In the Germanic languages (Old High German and Old English) the name Wodin, Wotan or Wodan means ‘raging, mad one’. In the 11thC CE, Adam of Bremen described the god thus:  “Wodan, id est furor. ‘Raging’ was therefore an epithet of the highest god, who became known to the later medieval Scandinavians as ‘Odin’ and was (perhaps appropriately) their god of battle and of the dead. The madness implied in the name: ‘Wod’ is also applied to another character of medieval legend – the magician-sage-warrior Merlin recalled by Geoffrey of Monmouth, and the Arthurian romances he helped inspire. Geoffrey’s Merlin was both a prince and a madman who fled into the wilderness in a crazed fugue before his sanity was recovered. The story therefore shares elements of the tale of Odin, who is hinted in the Icelandic Edda stories to have undergone a similar tribulation as some kind of holy rite in order to receive higher knowledge. An Irish tale – of the mad king ‘Suibne Geilt’ – also has certain aspects of Geoffrey’s Merlin tale (‘Vita Merlinii’) and the battle-rages of the Ulster Cycle’s Cuchullain have something of the Odinnic Norse ‘berserker’ about them. But how does ‘Merlin’ link etymologically with Wodin or Wodan?

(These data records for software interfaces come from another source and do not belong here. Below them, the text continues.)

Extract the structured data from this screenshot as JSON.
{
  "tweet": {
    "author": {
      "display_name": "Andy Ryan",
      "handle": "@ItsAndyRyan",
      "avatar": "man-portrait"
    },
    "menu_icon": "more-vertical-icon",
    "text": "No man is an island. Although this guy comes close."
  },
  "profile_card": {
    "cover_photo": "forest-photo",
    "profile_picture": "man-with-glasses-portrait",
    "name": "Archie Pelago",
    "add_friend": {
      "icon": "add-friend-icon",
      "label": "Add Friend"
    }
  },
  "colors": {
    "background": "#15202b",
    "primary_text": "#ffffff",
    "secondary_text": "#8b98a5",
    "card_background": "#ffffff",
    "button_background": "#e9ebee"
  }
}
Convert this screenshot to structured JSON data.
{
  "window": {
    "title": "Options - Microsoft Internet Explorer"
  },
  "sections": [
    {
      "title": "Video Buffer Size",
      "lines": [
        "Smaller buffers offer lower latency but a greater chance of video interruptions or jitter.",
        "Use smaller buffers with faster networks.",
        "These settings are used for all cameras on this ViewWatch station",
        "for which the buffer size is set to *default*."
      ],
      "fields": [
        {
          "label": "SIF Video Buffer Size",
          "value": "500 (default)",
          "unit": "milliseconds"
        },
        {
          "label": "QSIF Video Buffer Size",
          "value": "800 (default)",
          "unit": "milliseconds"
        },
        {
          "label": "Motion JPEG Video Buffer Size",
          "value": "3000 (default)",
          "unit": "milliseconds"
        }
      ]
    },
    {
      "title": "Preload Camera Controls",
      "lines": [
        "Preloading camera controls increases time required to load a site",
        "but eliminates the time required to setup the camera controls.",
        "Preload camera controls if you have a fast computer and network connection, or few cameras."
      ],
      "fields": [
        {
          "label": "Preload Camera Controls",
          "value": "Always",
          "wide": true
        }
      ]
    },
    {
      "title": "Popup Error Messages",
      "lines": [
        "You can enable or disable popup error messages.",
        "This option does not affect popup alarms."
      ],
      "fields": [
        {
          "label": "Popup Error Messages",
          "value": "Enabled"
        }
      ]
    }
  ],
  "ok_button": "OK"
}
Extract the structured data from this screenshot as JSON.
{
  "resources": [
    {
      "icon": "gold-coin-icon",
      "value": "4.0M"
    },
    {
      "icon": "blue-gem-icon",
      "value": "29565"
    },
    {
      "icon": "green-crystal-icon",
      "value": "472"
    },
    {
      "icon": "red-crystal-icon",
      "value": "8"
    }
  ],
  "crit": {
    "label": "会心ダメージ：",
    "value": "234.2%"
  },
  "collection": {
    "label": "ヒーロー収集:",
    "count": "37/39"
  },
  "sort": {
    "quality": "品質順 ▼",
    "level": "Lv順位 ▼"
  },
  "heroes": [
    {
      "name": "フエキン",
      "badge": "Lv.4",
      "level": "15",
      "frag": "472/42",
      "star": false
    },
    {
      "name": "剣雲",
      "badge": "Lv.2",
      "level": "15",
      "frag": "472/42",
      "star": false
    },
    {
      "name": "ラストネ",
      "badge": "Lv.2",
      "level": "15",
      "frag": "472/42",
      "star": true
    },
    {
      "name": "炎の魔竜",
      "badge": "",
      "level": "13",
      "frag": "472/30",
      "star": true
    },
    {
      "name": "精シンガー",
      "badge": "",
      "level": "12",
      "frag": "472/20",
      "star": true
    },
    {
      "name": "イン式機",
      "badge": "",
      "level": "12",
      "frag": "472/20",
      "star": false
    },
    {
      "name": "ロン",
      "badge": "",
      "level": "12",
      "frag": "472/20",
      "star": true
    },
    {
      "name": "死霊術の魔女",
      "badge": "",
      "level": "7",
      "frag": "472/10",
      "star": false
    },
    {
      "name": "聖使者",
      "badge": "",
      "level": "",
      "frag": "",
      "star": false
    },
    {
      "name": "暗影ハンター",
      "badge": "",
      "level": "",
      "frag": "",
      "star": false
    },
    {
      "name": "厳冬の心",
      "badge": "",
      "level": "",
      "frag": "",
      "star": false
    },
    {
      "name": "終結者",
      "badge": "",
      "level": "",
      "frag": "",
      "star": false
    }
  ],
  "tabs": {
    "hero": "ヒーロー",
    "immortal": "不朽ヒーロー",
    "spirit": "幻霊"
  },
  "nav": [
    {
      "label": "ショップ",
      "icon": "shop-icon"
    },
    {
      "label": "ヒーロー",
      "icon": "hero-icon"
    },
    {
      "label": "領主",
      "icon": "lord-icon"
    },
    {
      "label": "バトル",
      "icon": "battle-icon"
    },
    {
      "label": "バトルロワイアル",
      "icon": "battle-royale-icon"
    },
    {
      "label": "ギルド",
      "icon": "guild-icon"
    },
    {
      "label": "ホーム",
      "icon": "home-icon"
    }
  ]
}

The Welsh name of ‘Merlin’ is Myrddin – pronounced ‘Merthin’. As ‘M’ sounds can become softened/interchanged to a ‘W’ or ‘V’ in Gaelic and other Indo-European language pronunciations (for a prime example, consider the Latin: Jupiter<>Jovis<>Jouis<>Jouuis) it is perfectly possible to see how ‘Myrddin’ and ‘Wodin’ can have concordance! Another aspect of the Merlin<>Manannan paradox suggested in Jocelyn of Furness’ Vita Patricii and later folklore emerges when we consider the Welsh equivalent of Manannan Mac Lir – Manawydan fab Llyr of the medieval Mabinogion tales. This incorporates the name -Wydan in it, which also seems close enough to ‘Wodan’ to suggest a possible concordance between Belinus, Melinus, Merlin, Manannan and Manawydan, not to mention Weland and Cuillean… Furthermore, the other middle-Welsh legendary character, Gwydion son of Dôn, has a similar name (the ‘G’ is silent).

After the establishment of literacy in Atlantic Europe, which itself followed in the traditions of Christianity, the plasticity of word-sounds became subservient to the orthodoxy and orthography of this tradition, explaining the plethora of different versions of the same name which epigraphy and literature gave to us. Some of these appeared so different that they were considered different…